On 20 November 1903, T. C. H. Arensma, the general manager of a major tobacco plantation on the east coast of British North Borneo, Darvel Bay Estates, arrived back with his wife from a trip to Europe. A celebration was organized by some of the Europeans at Lahat Datu (now spelled Lahad Datu), but Chinese also participated.
The governor of British North Borneo gave permission for the Constabulary Band to perform at the event, and when Arensma arrived at the wharf that had been “gaily decorated with palm-leaves and bunting,” the band played popular airs as “the Chinese gave their General Manager a specially warm reception amidst the firing of crackers and the dinning of gongs.”
After having arrived, a dinner and concert were held in Mr. Arensma’s honor. The dinner was served on the verandah of the “Kongsikong,” the main meeting house for a Chinese organization, or “gongsi.” There, we are told that 40 people “enjoyed a truly royal and hearty repast lasting till nearly mid-night.”
The account of this event in The British North Borneo Herald does not indicate what food was served, but the program for the concert is recorded. It began with a “Festival March” which is described as a “song and dance by all the Dutchmen.” This was followed by a song called “Marching Along.” There was then a trio (cello, violin and piano) performance of a Bach “Meditation,” a rendition of the Teresa Del Riego ballad “O Dry Those Tears,” a trio performance of a fantasy from Weber’s opera Der Freischütz, and a duet performance of “Serenade” by Italian composer Gaetano Braga.
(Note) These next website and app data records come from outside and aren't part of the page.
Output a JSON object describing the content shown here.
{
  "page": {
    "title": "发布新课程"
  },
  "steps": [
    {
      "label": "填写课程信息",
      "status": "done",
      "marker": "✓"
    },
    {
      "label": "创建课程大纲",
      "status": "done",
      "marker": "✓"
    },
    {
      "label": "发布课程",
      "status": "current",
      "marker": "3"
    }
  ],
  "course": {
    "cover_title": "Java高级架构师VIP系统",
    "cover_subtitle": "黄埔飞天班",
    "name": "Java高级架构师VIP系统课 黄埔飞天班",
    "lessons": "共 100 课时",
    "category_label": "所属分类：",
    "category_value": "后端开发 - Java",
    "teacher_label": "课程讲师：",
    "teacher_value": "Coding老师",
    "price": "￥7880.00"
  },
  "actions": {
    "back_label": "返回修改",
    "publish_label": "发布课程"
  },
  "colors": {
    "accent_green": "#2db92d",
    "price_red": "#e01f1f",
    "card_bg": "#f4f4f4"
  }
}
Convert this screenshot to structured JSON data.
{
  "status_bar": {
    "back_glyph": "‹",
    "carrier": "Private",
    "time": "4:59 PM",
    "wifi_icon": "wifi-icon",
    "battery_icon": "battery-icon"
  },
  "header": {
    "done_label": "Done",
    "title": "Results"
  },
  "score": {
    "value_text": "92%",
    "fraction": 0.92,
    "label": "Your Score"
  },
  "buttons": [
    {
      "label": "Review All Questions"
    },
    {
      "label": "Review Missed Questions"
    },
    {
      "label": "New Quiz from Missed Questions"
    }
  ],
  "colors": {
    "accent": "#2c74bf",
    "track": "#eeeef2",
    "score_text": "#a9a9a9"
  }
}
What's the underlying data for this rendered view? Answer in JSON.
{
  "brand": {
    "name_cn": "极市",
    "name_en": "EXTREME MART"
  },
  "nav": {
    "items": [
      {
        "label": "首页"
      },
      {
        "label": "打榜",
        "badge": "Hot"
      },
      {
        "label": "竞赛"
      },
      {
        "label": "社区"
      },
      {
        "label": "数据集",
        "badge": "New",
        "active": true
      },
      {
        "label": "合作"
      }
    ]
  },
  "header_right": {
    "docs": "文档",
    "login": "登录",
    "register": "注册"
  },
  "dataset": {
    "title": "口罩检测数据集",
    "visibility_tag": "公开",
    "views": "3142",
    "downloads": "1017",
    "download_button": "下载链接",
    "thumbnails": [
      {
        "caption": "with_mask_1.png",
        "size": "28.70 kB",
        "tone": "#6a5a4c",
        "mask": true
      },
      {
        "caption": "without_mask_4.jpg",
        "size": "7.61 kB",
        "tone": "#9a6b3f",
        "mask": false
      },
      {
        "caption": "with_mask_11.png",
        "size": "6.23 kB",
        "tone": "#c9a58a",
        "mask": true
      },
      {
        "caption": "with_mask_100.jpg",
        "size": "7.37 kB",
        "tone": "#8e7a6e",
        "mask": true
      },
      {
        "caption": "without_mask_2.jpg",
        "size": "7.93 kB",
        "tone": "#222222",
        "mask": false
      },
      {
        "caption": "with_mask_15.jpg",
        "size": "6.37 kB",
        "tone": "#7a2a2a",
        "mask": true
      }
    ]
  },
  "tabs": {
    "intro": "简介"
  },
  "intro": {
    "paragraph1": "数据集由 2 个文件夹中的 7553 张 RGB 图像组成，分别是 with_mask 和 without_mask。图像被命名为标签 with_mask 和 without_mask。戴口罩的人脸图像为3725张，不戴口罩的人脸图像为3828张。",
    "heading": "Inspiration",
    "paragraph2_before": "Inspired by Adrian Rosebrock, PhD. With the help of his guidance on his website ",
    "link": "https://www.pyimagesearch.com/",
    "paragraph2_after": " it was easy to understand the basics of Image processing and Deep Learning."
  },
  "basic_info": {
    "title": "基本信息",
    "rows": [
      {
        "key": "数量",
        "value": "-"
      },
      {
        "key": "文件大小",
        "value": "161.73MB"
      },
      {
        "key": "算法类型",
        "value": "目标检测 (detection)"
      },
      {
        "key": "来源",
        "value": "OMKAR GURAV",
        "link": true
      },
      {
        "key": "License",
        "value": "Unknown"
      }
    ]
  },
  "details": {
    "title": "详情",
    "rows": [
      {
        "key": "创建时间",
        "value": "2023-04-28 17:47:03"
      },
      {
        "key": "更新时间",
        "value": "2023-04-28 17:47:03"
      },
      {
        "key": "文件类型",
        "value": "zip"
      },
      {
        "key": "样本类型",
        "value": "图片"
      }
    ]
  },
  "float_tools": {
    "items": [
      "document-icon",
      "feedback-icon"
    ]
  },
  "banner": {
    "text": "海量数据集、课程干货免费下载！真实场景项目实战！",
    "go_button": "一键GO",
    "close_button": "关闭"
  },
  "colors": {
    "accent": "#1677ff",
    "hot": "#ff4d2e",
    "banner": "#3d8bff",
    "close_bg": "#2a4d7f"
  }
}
This was then followed by a very special “serenade by torchlight by all the Chinese tandils [i.e., overseers] and coolies.” The account in The British North Borneo Herald noted that “The torch-light procession of all the Chinese Tandils and coolies in the Estate which took to (sic) place at the conclusion of the first part of the programme formed a particularly striking feature, the long line of torches occupying over a quarter of a mile in length. On reaching the ‘Kongsikong’ they serenaded Mr. and Mrs. Arensma while the head Tandil addressed on behalf of all the Chinese a few words of welcome to which Mr. Arensma made a suitable reply, and with three hearty cheers all dispersed.”
Then the Europeans ate dinner. After dinner the performances resumed. While there was a cello performance of a fantasy from La Traviata, and a rendition on violin of Émile Waldteufel’s waltz “Les Patineurs,” most of this second session was devoted to singing, featuring such songs as “The Rowdy Dowdy Boys,” “Here’s a Health unto his Majesty,” “Gipsy Song,” “In Sweet September,” and “I Don’t Want to Play in Your Yard.”
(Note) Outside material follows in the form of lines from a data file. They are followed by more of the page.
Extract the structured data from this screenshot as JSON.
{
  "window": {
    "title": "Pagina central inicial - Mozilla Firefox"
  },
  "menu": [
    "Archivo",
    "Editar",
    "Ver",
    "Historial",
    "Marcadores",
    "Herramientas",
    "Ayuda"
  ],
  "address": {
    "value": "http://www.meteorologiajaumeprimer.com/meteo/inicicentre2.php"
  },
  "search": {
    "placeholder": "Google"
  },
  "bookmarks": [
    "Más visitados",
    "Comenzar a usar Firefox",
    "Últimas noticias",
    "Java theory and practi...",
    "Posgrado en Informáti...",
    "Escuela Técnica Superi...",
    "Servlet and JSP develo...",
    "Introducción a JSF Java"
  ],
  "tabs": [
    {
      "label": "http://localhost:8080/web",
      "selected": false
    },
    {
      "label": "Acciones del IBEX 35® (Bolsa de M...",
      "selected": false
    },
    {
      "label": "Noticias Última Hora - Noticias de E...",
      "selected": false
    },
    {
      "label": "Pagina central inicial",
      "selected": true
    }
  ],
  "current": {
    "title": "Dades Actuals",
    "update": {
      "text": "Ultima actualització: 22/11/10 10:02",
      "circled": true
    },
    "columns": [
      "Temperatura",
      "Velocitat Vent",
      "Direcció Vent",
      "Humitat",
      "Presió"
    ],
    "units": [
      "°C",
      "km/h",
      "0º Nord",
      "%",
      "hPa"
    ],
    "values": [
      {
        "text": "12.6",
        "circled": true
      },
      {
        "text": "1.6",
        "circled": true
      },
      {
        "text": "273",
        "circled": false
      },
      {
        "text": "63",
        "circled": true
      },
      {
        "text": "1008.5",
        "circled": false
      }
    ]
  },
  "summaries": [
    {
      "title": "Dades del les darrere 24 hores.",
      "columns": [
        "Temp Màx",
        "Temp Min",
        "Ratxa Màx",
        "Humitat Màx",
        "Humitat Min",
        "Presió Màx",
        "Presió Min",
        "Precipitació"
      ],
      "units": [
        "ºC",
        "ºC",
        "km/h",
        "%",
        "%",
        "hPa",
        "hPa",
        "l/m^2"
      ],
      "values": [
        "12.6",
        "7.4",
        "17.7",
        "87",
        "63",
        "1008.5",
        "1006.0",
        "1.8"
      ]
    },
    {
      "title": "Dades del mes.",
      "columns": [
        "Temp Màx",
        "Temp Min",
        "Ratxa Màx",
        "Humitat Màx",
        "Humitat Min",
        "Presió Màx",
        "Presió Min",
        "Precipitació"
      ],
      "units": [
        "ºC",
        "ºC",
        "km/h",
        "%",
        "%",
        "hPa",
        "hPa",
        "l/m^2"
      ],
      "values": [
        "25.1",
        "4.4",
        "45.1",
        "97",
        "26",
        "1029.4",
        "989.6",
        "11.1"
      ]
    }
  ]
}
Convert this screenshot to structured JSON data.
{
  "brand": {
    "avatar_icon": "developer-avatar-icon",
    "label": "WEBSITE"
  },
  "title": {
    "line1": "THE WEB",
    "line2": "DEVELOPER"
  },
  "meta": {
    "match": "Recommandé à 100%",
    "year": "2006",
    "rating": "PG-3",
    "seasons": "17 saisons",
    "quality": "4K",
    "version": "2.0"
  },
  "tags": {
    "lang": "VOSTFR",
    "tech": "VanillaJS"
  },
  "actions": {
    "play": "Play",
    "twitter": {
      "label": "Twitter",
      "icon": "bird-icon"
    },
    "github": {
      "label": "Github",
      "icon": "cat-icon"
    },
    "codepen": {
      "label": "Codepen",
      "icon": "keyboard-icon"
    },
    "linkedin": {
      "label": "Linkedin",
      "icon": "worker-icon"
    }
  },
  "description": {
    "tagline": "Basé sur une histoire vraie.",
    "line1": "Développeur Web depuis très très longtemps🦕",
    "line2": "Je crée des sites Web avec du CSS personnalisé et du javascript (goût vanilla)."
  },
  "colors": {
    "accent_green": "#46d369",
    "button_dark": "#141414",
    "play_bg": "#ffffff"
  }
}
Then as the evening drew near to a close, a certain Mr. Kershaw and a certain Mr. Lammert offered a rendition of a song that was popular at the time called “Chin Chin Chinaman.”
“Chin Chin Chinaman” was a song from a musical comedy called “The Geisha” that opened in London in 1896. The lyrics of the song are meant to replicate the broken English of a Chinese laundryman: “Chinaman no money makee / Allo lifee long! / Washee washee once me takee, / Washee washee wrong! / When me think he stealee collars / P’licee man he come; / Me get finee fivee dollars, / Plenty muchee sum!”
After that song had been sung, and as befit a celebratory event in 1903 attended by people from the Netherlands and Great Britain, the evening ended with the singing of “God Save the King” and “Wien Neerlands Bloed,” followed by a supper.
So “Chin Chin Chinaman” was sung at this gathering at the “Kongsikong” in Lahat Datu to honor the return of T. C. H. Arensma, the manager of the Darvel Bay Estates tobacco plantation, an employer of many Chinese coolies, all of whom had reportedly serenaded Mr. Arensma and his wife by torchlight earlier in the evening, and then had “dispersed.”
While so much has been written about colonies, British North Borneo has not been the subject of much (or any?) critical research. However, it really deserves to be studied as it was a fascinating place.
Run by the British North Borneo Company, it wasn’t really a “colony,” but then again, it was.
Seeing the way that Chinese were important for this event – they welcomed General Manager Arensma with fire crackers, provided the venue of the Kongsikong to hold the celebration, and serenaded Arensma and his wife – and the way that they were “dispersed” and ridiculed, is, I think, a fascinating window onto the complex, colonial, racist world that existed at that time and place.